I am working my way through Rosaria Butterfield’s The Gospel Comes With A House Key, and it’s deeply inspiring (and convicting).
Culturally, hospitality is often defined solely by Martha Stewart-guided hosting or HGTV-inspired decor, but refreshingly, biblical hospitality is far deeper.
Butterfield’s theme throughout her book is ‘radically ordinary hospitality,’ a new vision to see your home as something that terminates on you and your desires, but “as God’s gift to use for the furtherance of his kingdom.”
Hospitality is making others feel like they matter. Hospitality is someone walking out your door feeling more loved and heard and cared for than when they walked in.
Hospitality, an arm of John 13:34-35: “A new command I give you: Love one another. As I have loved you, so you must love one another. By this everyone will know that you are my disciples, if you love one another.”
Like many other things in my life, this intention is one that will continually have room to expand and deepen. I’ll never arrive at being spectacular at hospitality, because there will always be someone I don’t know, a chance to listen to a friend or stranger, people to love well, and one of my personal favorites, we will always need to eat.
Hospitality is an adventure of life I haven’t taken by the horns, though it’s available to me every day.

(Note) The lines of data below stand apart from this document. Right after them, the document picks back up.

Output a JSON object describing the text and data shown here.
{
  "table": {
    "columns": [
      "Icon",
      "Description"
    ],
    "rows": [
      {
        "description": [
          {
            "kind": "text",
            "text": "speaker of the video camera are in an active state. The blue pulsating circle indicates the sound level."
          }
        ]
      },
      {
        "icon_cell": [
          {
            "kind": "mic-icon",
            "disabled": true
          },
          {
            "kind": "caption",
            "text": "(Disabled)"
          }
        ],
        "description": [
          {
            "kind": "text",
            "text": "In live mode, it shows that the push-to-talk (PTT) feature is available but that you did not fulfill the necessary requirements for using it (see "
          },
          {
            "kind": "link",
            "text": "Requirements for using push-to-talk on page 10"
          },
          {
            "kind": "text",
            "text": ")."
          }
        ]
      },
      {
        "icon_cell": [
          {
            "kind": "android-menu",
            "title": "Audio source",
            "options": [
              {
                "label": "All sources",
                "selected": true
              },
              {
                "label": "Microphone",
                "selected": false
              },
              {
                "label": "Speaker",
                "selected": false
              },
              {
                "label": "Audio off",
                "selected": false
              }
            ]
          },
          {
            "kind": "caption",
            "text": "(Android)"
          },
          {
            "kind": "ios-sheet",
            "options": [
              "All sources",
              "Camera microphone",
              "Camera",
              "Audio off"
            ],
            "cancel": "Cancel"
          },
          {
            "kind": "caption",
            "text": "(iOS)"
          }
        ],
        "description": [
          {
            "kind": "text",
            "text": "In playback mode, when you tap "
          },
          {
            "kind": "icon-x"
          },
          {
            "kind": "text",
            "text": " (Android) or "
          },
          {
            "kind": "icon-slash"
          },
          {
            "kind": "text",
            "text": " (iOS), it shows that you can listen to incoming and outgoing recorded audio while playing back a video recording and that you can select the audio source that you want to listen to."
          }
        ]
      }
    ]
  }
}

When radically ordinary hospitality is lived out, members of God’s household are told that they are not alone in their struggles or their joys.